• _Task goal_: Each line below with the string "title" should be copied.

↓↓↓

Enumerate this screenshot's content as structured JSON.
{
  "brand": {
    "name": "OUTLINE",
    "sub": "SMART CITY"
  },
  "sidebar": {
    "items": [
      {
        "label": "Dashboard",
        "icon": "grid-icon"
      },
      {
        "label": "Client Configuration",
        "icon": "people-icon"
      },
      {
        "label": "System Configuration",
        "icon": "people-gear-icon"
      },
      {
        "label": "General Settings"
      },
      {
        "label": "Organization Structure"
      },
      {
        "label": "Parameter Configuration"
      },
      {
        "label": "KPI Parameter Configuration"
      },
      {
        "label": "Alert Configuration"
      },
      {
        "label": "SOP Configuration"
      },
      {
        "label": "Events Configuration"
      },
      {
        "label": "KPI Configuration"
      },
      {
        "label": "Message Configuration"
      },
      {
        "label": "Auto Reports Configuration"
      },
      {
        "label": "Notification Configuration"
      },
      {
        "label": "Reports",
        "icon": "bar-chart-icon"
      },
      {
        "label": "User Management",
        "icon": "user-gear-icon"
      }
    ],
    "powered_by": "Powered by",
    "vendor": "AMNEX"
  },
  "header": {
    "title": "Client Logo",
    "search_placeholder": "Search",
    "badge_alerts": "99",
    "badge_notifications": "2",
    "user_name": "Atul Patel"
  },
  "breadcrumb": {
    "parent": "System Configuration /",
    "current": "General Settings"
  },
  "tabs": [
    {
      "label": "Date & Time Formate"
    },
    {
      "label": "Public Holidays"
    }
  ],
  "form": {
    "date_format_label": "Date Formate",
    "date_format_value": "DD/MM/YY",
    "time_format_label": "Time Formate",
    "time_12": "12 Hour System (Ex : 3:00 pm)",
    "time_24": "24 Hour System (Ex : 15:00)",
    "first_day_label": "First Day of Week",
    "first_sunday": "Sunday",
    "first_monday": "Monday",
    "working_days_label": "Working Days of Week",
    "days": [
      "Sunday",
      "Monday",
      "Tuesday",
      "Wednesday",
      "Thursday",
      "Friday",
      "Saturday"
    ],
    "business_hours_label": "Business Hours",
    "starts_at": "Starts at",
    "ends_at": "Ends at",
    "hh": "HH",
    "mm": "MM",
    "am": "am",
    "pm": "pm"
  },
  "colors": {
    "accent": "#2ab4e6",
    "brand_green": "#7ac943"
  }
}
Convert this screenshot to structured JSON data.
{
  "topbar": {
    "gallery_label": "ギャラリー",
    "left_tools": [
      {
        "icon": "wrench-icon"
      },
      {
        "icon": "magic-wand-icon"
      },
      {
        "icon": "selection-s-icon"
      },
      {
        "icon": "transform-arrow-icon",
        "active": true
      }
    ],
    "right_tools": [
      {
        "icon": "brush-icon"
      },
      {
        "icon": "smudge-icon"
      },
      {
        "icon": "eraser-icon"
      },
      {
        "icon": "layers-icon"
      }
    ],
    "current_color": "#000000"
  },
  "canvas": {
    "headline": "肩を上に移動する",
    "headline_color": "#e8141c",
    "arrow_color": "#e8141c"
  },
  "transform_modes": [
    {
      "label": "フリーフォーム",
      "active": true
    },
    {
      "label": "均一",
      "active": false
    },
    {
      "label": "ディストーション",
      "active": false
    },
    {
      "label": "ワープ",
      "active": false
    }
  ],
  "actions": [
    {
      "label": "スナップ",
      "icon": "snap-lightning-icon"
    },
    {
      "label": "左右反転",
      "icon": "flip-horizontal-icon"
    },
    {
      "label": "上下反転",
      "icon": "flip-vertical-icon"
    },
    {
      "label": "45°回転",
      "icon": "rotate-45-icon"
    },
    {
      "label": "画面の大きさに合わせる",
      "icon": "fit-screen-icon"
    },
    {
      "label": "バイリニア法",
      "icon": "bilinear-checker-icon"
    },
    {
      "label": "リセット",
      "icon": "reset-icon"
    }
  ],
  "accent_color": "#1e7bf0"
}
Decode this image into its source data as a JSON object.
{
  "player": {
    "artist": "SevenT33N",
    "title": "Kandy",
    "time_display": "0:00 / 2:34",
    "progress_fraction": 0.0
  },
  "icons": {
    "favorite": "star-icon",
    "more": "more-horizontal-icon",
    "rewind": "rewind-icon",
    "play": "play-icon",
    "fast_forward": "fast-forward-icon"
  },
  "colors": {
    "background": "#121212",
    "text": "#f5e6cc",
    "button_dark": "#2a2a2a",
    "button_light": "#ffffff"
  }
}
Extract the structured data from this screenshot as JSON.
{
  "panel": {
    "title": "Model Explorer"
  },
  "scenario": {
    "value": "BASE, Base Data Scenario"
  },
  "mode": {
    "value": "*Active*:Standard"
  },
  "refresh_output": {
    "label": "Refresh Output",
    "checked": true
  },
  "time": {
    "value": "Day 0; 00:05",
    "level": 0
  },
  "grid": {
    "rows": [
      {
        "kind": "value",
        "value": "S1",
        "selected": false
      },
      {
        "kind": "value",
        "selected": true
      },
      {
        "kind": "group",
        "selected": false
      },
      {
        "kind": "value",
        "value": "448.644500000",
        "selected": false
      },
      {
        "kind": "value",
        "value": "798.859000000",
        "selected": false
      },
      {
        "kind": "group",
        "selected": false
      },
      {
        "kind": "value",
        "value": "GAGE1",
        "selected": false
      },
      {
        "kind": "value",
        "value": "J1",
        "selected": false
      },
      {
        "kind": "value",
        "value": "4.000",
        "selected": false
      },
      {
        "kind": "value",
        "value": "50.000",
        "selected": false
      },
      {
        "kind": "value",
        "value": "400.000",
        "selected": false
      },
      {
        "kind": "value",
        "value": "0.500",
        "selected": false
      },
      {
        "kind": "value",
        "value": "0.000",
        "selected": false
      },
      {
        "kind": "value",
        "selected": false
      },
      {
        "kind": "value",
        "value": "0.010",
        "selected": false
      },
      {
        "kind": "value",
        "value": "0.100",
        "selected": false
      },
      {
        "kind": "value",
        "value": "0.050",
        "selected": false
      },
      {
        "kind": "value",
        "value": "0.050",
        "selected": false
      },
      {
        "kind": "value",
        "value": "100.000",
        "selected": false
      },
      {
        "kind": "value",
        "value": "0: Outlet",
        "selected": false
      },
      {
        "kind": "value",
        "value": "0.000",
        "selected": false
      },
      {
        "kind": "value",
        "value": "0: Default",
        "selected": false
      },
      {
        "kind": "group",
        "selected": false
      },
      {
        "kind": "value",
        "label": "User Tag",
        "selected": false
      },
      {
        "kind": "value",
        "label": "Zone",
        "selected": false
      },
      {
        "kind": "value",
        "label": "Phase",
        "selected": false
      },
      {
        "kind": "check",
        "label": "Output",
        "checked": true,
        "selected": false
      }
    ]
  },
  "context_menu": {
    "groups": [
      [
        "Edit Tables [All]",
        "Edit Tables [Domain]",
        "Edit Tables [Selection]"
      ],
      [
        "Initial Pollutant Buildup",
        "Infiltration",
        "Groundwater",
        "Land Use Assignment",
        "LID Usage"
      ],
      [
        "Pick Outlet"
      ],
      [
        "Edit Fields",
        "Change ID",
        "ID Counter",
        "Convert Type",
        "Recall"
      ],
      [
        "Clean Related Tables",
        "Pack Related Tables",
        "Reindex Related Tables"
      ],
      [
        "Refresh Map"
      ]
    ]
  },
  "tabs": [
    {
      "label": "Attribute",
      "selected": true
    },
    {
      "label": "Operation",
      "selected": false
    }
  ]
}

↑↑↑

• _Output below_:
    "title": "Client Logo",
    "title": "Kandy",
    "title": "Model Explorer"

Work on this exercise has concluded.